Toby Devlin – Point Richards, VIC
Toby Devlin is Group Manager – Coastal and Environments VIC | Senior Engineer at Water Technology in Victoria.
Toby has considerable experience in coastal processes and modelling and has been involved in studies in all the coastal states of Australia as well as Kuwait, the United Arab Emirates, South Africa, Kenya, Cote D’Ivoire, the United States, Brazil, India, South Korea and the UK.
His domestic experience ranges from wave and sea-level models to inform coastal hazards, to sediment transport assessments for both coastal management and dredge plume environmental impacts. Aside from modelling, he has experience in studying and providing advice on coastal processes to inform management and planning of adaptation and development in the coastal zone.
Toby’s paper discussed the design and construction of the new rock groyne constructed at the Point Richards boating facility in Portarlington, Victoria.
The Point Richards ramp has been highly susceptible to sea grass build up in recent years, with the nutrient loads contributing to larger seagrass beds and northerly storm events impacting their detachment.
Seagrass beds contribute large amounts of wrack (detached leaves and stems), to their coastal – natural and built – environments predominantly during winter. Wrack is an important natural asset which serves a range of ecological functions, including nutrient recycling, the provision of food and habitat for beach fauna and, possibly, coastal protection.
Large amounts of accumulated wrack however were impacting access, usability and safety of the boat ramp at Point Richards. Management required temporary closure of boat ramp lanes, and removal of wrack using excavators and dump trucks, at an unsustainable operational expense.

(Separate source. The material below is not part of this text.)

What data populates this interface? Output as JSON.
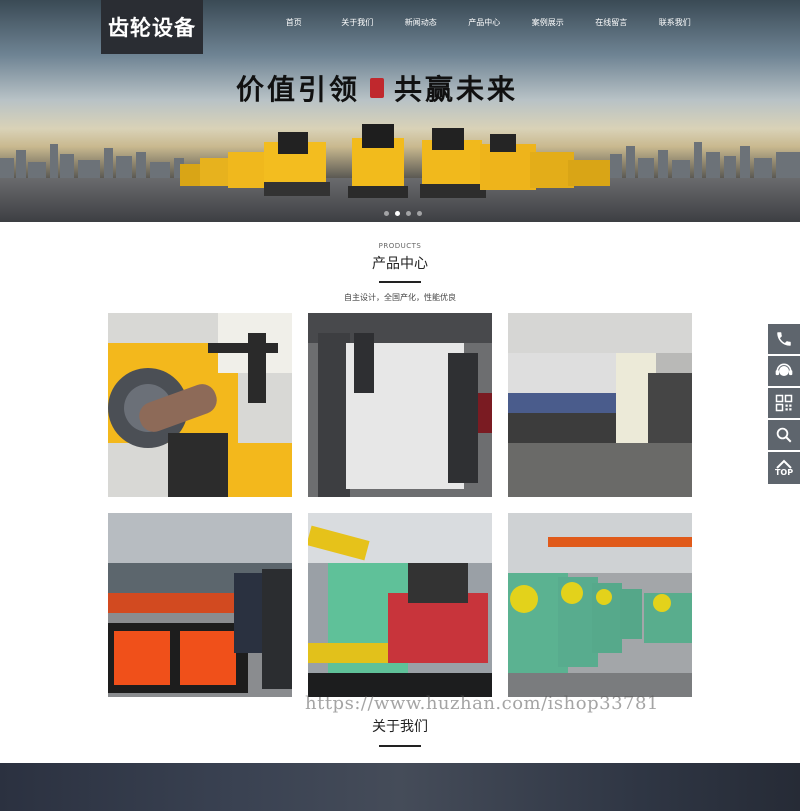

A new rock groyne to the west of the boat ramp was constructed to minimise the impact of seagrass at the ramp and make maintenance dredging easier. Several concept designs were tested using particle tracking modelling to demonstrate the relative effectiveness. Due to a net longshore drift of sand to the site from both the east and west, the design also considered the management of sedimentation.
The aim is to deflect more sea grass wrack to the north of the boat ramp to limit how often the area has to be closed for removal of seagrass wrack. Authorities anticipate that dredging will still be required, with a platform at the end of the groyne designed to host a long-reach excavator to facilitate this.
Following installation of the groyne core and completion of construction in 2022, several storm events have occurred that have resulted in widespread wrack deposition. However, minimal seagrass has been observed entering the harbour, and no further seagrass wrack removal has been required from the boat ramp lanes.
Toby Devlin was Lead Author. Co-authors were Gildas Colleter from Water Technology, and Tom Gilbert from Better Boating Victoria, Melbourne.
Thanks also to:
- Billy Higgins, Bellarine Times, Oct 3, 2022 Online: https://z-upload.facebook.com/bellarinetimes/posts/5279892255462115
- Seagrass wrack dynamics in Geographe Bay, Western Australia Synopsis https://www.transport.wa.gov.au/mediaFiles/projects/PROJ-R-PortGeo-SeagrassWrack-Synopsis.pdf